With luck, I have inspired at least one individual to start asking questions, to learn, to doubt, and to think. What a legacy to have left behind with my project.


Gawad Kalinga is not a charity, rather, it's an organization that aims to end poverty by building sustainable communities. This would not be possible without partners like Swiber who have journeyed with us in changing the lives of others. You too can help the poorest of the poor and partner with us in building sustainable and holistic GK communities! For more information, visit this link or email

- See more at:

Gawad Kalinga is not a charity, rather, it’s an organization that aims to end poverty by building sustainable communities. The work of Gawad Kalinga is partly fueled by the heroism and energy of partners and volunteers from all over the world who refuse to accept poverty as part of the fate of the Philippines. Like Jeremy Tanlimco, you too can be part of our global army of volunteers and nation-builders! Email for more information.

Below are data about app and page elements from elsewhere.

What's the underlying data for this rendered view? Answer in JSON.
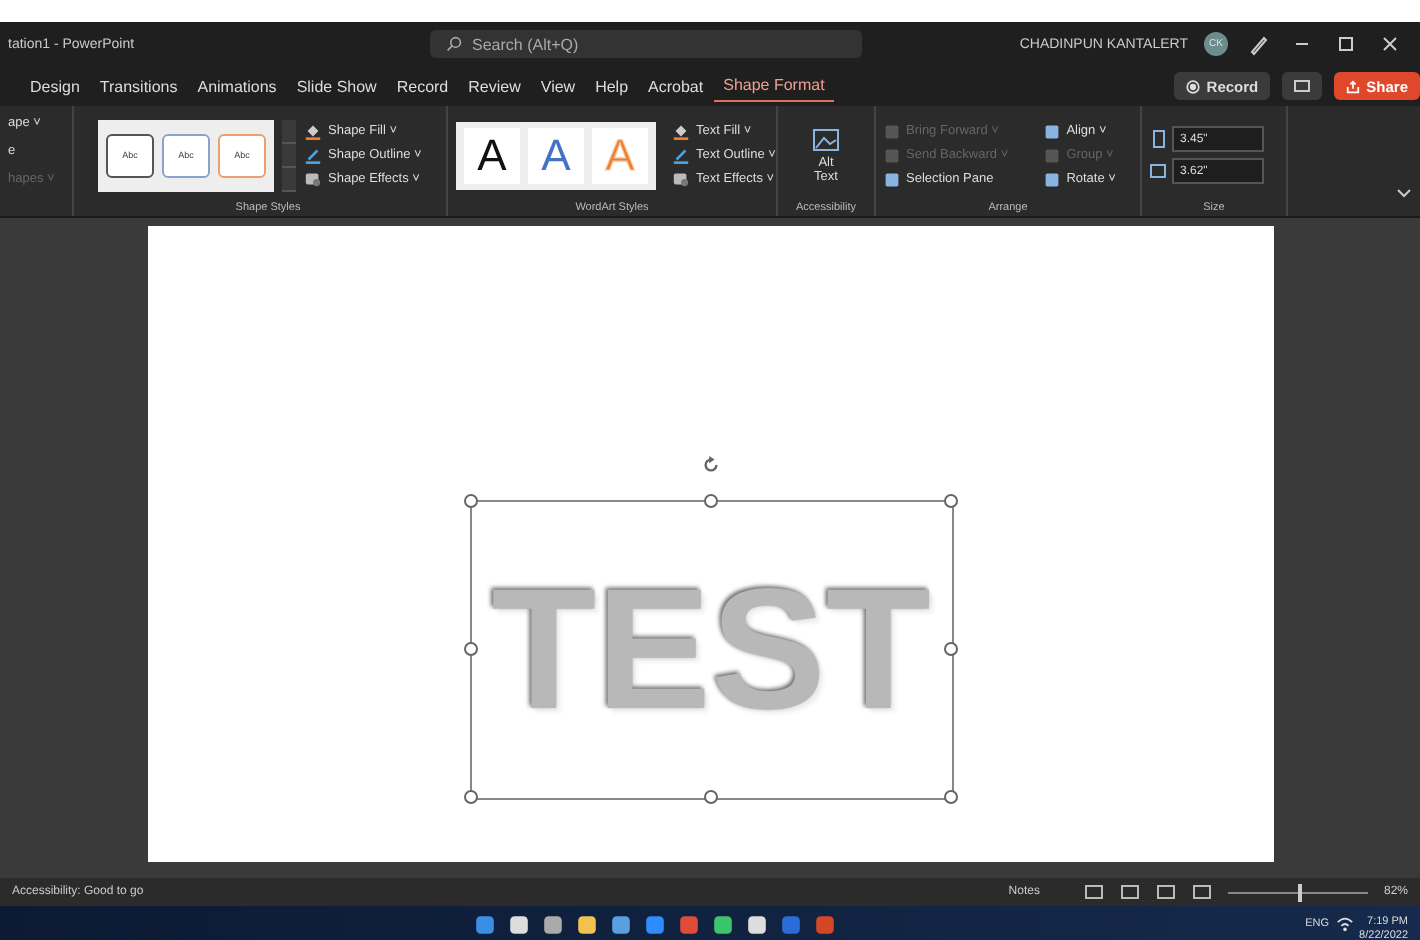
{
  "title_bar": {
    "document_title": "tation1 - PowerPoint",
    "search_placeholder": "Search (Alt+Q)",
    "user_name": "CHADINPUN KANTALERT",
    "avatar_initials": "CK"
  },
  "tabs": [
    {
      "label": "Design",
      "selected": false
    },
    {
      "label": "Transitions",
      "selected": false
    },
    {
      "label": "Animations",
      "selected": false
    },
    {
      "label": "Slide Show",
      "selected": false
    },
    {
      "label": "Record",
      "selected": false
    },
    {
      "label": "Review",
      "selected": false
    },
    {
      "label": "View",
      "selected": false
    },
    {
      "label": "Help",
      "selected": false
    },
    {
      "label": "Acrobat",
      "selected": false
    },
    {
      "label": "Shape Format",
      "selected": true
    }
  ],
  "header_buttons": [
    {
      "label": "Record",
      "kind": "record"
    },
    {
      "label": "Share",
      "kind": "share"
    }
  ],
  "ribbon": {
    "insert_shapes": [
      {
        "label": "ape ˅",
        "disabled": false
      },
      {
        "label": "e",
        "disabled": false
      },
      {
        "label": "hapes ˅",
        "disabled": true
      }
    ],
    "shape_styles": {
      "label": "Shape Styles",
      "swatches": [
        {
          "text": "Abc",
          "color": "#555555"
        },
        {
          "text": "Abc",
          "color": "#8aa4c8"
        },
        {
          "text": "Abc",
          "color": "#e8a070"
        }
      ],
      "commands": [
        {
          "label": "Shape Fill ˅",
          "kind": "fill"
        },
        {
          "label": "Shape Outline ˅",
          "kind": "outline"
        },
        {
          "label": "Shape Effects ˅",
          "kind": "effects"
        }
      ]
    },
    "wordart_styles": {
      "label": "WordArt Styles",
      "swatches": [
        {
          "text": "A",
          "color": "#111111"
        },
        {
          "text": "A",
          "color": "#4472c4"
        },
        {
          "text": "A",
          "color": "#ed7d31"
        }
      ],
      "commands": [
        {
          "label": "Text Fill ˅",
          "kind": "fill"
        },
        {
          "label": "Text Outline ˅",
          "kind": "outline"
        },
        {
          "label": "Text Effects ˅",
          "kind": "effects"
        }
      ]
    },
    "accessibility": {
      "label": "Accessibility",
      "button": "Alt Text"
    },
    "arrange": {
      "label": "Arrange",
      "commands": [
        {
          "label": "Bring Forward ˅",
          "disabled": true
        },
        {
          "label": "Align ˅",
          "disabled": false
        },
        {
          "label": "Send Backward ˅",
          "disabled": true
        },
        {
          "label": "Group ˅",
          "disabled": true
        },
        {
          "label": "Selection Pane",
          "disabled": false
        },
        {
          "label": "Rotate ˅",
          "disabled": false
        }
      ]
    },
    "size": {
      "label": "Size",
      "fields": [
        {
          "value": "3.45\"",
          "kind": "height"
        },
        {
          "value": "3.62\"",
          "kind": "width"
        }
      ]
    }
  },
  "slide": {
    "text": "TEST"
  },
  "status_bar": {
    "accessibility": "Accessibility: Good to go",
    "notes": "Notes",
    "zoom": {
      "level": 0.5
    },
    "zoom_reading": "82%"
  },
  "taskbar": {
    "language": "ENG",
    "time": "7:19 PM",
    "date": "8/22/2022"
  }
}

Jeremy Tanlimco is a 16-year-old living in Silicon Valley. He achieved the Boy Scout Eagle Rank in November 2013 and continues to live out his passion for learning. His other interests include playing violin in an orchestra, helping manage a robotics team, swimming competitively, reading great literature, the Popular Science magazine, and XKCD comics, and discussing existentialist philosophy with his friends. Catch him at

Who we are | FAQs | Archive | Contact Us
Copyright 2014 GK1WORLD All rights reserved | designed by Gawad Kalinga Marketing Team